Good news: Methane hydrate breakdown unlikely to cause massive greenhouse gas release

Watts Up With That?

From the US GEOLOGICAL SURVEY

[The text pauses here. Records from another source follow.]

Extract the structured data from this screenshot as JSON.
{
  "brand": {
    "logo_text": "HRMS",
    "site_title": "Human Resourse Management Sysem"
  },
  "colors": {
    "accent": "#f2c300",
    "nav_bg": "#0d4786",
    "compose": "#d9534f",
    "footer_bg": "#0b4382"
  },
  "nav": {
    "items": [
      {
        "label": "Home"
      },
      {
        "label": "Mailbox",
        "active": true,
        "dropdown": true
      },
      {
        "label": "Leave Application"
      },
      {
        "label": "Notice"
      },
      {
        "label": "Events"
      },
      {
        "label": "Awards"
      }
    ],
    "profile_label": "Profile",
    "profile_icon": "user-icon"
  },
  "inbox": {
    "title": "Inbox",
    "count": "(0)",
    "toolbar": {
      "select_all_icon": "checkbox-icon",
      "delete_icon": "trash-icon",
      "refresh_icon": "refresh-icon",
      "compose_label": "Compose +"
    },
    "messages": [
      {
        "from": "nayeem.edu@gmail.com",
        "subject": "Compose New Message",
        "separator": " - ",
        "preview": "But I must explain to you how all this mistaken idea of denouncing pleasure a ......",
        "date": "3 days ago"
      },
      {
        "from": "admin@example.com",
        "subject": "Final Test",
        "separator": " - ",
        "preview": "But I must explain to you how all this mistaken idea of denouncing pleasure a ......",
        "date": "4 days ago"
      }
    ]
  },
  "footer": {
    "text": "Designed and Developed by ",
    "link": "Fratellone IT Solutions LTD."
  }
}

Gas hydrate (white, ice-like material) under authigenic carbonate rock that is encrusted with deep-sea chemosynthetic mussels and other organisms on the seafloor of the northern Gulf of Mexico at 966 m (~3170 ft) water depth. Although gas hydrate that forms on the seafloor is not an important component of the global gas hydrate inventory, deposits such as these demonstrate that methane and other gases cross the seafloor and enter the ocean. CREDIT Photograph was taken by the Deep Discoverer remotely operated vehicle in April 2014 and is courtesy of the National Oceanic and Atmospheric Administration's Ocean Exploration and Research Program. Gas hydrate (white, ice-like material) under authigenic carbonate rock that is encrusted with deep-sea chemosynthetic mussels and other organisms on the seafloor of the northern Gulf of Mexico at 966 m (~3170 ft) water depth. Although gas hydrate that forms on the seafloor is not an important component of the global gas hydrate inventory, deposits such as these demonstrate that methane and other gases cross the seafloor and enter the ocean. CREDIT Photograph was taken by the Deep Discoverer remotely operated vehicle in April 2014 and is courtesy of the National Oceanic and Atmospheric Administration’s Ocean Exploration and Research Program.

The breakdown of methane hydrates due to warming climate is unlikely to lead to massive amounts of methane being released to the atmosphere, according to a recent interpretive review of scientific literature performed by the U.S. Geological Survey and the University of Rochester.

Methane hydrate, which is also…

View original post 646 more words

Advertisements

Leave a Reply

Fill in your details below or click an icon to log in:

WordPress.com Logo

You are commenting using your WordPress.com account. Log Out / Change )

Twitter picture

You are commenting using your Twitter account. Log Out / Change )

Facebook photo

You are commenting using your Facebook account. Log Out / Change )

Google+ photo

You are commenting using your Google+ account. Log Out / Change )

Connecting to %s